[Listed records]:
.....

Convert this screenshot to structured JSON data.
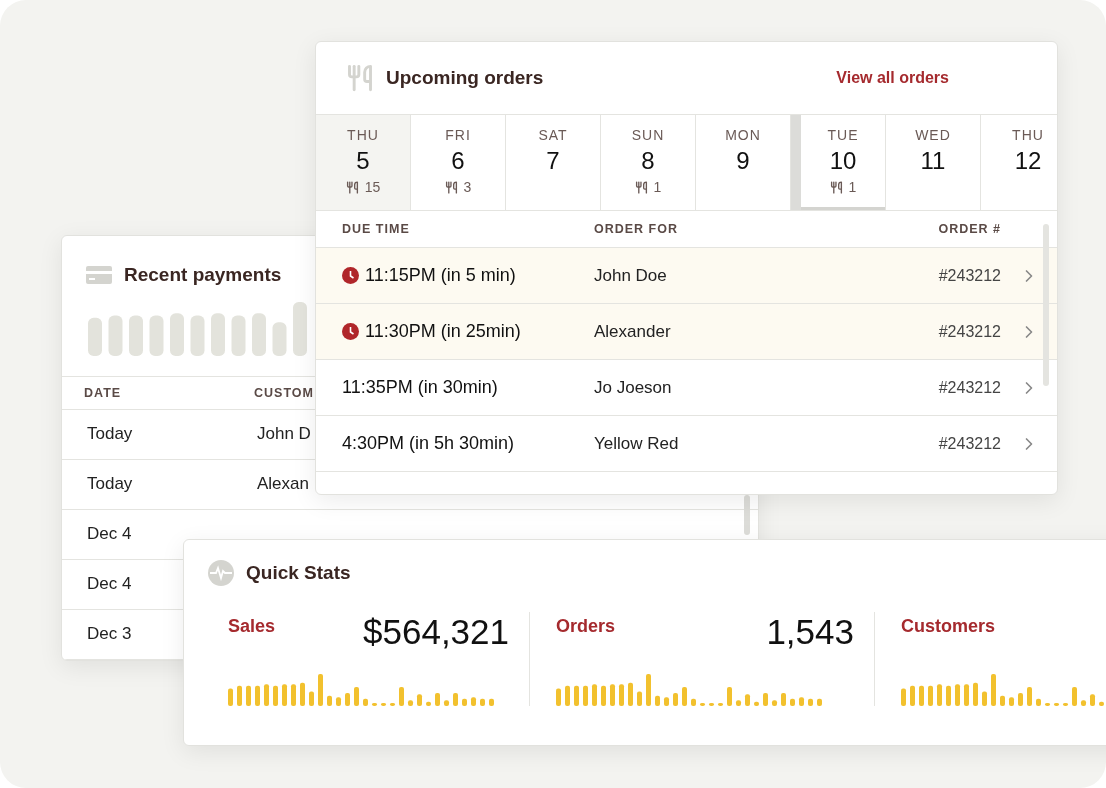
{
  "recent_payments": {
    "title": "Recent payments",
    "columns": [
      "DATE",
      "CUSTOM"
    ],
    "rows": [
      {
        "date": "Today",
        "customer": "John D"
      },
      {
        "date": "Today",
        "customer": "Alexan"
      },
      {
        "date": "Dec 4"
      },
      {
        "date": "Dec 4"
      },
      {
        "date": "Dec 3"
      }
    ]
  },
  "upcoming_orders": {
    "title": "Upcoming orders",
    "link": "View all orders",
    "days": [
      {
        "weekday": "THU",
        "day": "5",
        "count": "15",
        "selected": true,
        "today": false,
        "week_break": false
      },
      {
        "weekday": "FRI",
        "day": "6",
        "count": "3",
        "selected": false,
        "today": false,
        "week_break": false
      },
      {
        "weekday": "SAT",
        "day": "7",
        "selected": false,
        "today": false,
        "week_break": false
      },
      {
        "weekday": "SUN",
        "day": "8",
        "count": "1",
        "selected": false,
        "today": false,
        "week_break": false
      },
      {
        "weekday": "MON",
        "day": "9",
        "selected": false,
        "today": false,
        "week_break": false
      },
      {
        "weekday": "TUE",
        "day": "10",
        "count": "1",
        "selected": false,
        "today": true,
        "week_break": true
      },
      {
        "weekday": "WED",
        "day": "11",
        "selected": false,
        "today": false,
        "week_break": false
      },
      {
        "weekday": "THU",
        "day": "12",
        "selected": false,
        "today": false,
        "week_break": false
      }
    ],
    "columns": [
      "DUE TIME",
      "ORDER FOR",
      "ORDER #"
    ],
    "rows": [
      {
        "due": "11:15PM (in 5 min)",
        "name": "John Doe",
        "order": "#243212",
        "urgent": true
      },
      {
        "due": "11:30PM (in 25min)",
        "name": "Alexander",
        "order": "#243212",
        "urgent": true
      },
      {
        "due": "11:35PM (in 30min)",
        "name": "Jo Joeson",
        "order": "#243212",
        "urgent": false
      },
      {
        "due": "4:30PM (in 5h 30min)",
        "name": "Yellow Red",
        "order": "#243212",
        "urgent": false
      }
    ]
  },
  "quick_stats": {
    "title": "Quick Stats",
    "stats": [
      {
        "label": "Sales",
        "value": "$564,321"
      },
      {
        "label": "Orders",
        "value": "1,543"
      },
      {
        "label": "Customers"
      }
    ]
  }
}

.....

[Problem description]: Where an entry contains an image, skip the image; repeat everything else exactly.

[Result]:
Convert this screenshot to structured JSON data.
{
  "recent_payments": {
    "title": "Recent payments",
    "columns": [
      "DATE",
      "CUSTOM"
    ],
    "rows": [
      {
        "date": "Today",
        "customer": "John D"
      },
      {
        "date": "Today",
        "customer": "Alexan"
      },
      {
        "date": "Dec 4"
      },
      {
        "date": "Dec 4"
      },
      {
        "date": "Dec 3"
      }
    ]
  },
  "upcoming_orders": {
    "title": "Upcoming orders",
    "link": "View all orders",
    "days": [
      {
        "weekday": "THU",
        "day": "5",
        "count": "15",
        "selected": true,
        "today": false,
        "week_break": false
      },
      {
        "weekday": "FRI",
        "day": "6",
        "count": "3",
        "selected": false,
        "today": false,
        "week_break": false
      },
      {
        "weekday": "SAT",
        "day": "7",
        "selected": false,
        "today": false,
        "week_break": false
      },
      {
        "weekday": "SUN",
        "day": "8",
        "count": "1",
        "selected": false,
        "today": false,
        "week_break": false
      },
      {
        "weekday": "MON",
        "day": "9",
        "selected": false,
        "today": false,
        "week_break": false
      },
      {
        "weekday": "TUE",
        "day": "10",
        "count": "1",
        "selected": false,
        "today": true,
        "week_break": true
      },
      {
        "weekday": "WED",
        "day": "11",
        "selected": false,
        "today": false,
        "week_break": false
      },
      {
        "weekday": "THU",
        "day": "12",
        "selected": false,
        "today": false,
        "week_break": false
      }
    ],
    "columns": [
      "DUE TIME",
      "ORDER FOR",
      "ORDER #"
    ],
    "rows": [
      {
        "due": "11:15PM (in 5 min)",
        "name": "John Doe",
        "order": "#243212",
        "urgent": true
      },
      {
        "due": "11:30PM (in 25min)",
        "name": "Alexander",
        "order": "#243212",
        "urgent": true
      },
      {
        "due": "11:35PM (in 30min)",
        "name": "Jo Joeson",
        "order": "#243212",
        "urgent": false
      },
      {
        "due": "4:30PM (in 5h 30min)",
        "name": "Yellow Red",
        "order": "#243212",
        "urgent": false
      }
    ]
  },
  "quick_stats": {
    "title": "Quick Stats",
    "stats": [
      {
        "label": "Sales",
        "value": "$564,321"
      },
      {
        "label": "Orders",
        "value": "1,543"
      },
      {
        "label": "Customers"
      }
    ]
  }
}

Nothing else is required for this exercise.